For this exercise, copy each line of the records that contains the word "Photoshop".

### Data listing ###

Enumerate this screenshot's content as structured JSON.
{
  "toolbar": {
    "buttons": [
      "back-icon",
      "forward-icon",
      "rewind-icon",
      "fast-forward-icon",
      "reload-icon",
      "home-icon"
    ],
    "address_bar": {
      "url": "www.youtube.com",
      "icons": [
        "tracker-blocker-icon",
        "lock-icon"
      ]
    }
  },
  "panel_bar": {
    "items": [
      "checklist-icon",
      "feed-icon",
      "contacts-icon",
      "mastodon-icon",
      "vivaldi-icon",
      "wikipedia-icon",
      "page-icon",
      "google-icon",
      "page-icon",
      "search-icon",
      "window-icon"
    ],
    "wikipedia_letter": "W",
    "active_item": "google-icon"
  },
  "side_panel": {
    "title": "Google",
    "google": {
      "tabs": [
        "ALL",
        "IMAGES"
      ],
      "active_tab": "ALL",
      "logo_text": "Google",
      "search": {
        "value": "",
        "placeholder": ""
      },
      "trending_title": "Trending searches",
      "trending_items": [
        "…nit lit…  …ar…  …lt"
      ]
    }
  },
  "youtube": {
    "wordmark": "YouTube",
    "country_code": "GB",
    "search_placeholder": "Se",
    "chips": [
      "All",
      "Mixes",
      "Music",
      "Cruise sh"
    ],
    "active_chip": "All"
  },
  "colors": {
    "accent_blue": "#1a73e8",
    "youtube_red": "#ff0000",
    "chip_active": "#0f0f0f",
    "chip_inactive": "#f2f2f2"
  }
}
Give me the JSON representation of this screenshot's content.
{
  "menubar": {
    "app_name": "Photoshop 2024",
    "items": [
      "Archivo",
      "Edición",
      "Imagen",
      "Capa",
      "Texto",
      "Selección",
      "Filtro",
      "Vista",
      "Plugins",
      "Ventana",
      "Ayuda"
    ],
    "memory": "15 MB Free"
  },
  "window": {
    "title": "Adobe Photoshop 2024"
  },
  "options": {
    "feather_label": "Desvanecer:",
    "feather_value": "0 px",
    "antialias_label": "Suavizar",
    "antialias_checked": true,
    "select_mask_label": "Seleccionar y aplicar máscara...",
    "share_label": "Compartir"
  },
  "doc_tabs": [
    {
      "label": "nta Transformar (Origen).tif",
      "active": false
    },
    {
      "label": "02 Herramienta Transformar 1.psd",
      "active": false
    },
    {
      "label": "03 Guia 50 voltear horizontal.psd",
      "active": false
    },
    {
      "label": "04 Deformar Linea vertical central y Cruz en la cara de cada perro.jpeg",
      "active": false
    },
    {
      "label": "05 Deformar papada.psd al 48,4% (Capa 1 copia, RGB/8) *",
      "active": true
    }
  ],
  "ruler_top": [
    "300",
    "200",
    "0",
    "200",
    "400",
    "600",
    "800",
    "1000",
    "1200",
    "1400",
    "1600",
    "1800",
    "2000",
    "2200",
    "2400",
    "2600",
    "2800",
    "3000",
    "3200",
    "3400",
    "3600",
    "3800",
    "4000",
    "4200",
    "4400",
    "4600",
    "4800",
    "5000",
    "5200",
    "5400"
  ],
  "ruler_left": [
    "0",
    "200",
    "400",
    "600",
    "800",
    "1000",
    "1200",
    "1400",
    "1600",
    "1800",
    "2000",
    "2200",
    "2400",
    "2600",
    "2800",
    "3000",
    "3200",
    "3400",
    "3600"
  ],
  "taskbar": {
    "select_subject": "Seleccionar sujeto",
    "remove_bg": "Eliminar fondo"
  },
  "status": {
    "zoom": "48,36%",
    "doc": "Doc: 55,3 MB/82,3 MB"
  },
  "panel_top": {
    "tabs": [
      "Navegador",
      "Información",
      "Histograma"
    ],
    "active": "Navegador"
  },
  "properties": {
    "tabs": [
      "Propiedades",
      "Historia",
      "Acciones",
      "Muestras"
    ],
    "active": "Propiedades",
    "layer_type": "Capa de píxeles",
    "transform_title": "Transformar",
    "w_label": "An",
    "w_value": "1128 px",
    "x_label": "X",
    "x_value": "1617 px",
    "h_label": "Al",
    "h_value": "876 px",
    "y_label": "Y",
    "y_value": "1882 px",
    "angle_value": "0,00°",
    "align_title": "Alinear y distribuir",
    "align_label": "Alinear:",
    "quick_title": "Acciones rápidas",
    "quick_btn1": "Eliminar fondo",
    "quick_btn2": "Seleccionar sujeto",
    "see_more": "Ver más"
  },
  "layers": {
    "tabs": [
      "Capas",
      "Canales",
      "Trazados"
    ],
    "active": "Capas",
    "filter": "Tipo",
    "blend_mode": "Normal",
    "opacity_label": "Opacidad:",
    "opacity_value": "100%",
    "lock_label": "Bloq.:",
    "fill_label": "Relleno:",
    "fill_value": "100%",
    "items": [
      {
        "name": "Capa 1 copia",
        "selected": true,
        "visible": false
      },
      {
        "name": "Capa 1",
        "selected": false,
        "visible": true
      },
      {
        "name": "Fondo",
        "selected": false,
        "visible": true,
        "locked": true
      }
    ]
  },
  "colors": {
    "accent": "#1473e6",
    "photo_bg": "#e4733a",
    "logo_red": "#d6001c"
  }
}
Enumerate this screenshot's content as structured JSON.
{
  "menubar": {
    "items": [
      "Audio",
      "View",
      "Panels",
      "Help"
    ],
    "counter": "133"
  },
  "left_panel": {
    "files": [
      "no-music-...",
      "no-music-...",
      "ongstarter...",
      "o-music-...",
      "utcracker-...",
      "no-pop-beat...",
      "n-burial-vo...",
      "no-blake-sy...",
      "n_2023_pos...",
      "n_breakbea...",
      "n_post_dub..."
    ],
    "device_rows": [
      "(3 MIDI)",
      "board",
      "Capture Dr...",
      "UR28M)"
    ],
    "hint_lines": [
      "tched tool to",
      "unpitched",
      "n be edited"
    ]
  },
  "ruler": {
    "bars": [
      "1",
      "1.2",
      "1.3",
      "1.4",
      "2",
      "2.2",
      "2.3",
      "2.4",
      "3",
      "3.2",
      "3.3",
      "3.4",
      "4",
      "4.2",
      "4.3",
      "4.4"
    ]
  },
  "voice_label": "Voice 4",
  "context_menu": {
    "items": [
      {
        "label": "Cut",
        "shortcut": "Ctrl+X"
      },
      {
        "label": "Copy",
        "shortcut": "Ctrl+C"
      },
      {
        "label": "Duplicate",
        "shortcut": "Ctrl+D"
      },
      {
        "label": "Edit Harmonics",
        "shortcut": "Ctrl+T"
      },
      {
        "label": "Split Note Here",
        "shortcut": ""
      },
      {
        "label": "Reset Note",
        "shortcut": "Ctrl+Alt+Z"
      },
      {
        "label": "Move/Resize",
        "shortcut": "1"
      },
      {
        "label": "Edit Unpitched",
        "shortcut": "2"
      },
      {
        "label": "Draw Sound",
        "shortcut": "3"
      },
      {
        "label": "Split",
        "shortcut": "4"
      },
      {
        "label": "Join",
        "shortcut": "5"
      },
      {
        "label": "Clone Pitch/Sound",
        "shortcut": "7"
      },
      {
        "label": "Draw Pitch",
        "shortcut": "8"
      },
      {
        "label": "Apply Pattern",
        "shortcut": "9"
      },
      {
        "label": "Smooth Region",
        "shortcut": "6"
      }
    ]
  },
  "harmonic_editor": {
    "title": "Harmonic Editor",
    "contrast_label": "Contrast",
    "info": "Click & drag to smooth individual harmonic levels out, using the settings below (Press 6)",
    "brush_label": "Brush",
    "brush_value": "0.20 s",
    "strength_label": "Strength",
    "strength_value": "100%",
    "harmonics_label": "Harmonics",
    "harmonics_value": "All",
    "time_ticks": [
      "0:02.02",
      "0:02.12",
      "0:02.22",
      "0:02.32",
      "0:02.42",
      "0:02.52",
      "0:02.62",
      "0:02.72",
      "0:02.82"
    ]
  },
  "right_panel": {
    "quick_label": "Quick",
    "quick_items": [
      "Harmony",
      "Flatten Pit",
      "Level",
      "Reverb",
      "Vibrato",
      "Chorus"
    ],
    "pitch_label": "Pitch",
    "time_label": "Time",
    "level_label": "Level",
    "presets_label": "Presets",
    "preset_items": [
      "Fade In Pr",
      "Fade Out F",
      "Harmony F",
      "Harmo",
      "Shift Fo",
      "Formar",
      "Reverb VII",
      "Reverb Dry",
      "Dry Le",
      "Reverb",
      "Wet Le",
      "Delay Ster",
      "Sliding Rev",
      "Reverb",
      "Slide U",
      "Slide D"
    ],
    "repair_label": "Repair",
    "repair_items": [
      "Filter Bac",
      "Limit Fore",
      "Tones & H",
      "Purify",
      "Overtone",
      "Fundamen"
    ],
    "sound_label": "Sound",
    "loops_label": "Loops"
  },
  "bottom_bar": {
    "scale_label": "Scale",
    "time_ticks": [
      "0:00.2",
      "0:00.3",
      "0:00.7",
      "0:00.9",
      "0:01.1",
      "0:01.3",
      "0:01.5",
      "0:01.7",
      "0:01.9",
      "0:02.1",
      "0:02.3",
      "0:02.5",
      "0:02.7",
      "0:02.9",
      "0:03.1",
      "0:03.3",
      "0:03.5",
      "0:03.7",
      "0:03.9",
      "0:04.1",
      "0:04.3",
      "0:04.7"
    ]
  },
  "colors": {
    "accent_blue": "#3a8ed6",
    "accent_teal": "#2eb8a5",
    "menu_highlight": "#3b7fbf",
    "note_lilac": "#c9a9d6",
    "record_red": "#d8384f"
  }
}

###

### Your response
    "app_name": "Photoshop 2024",
    "title": "Adobe Photoshop 2024"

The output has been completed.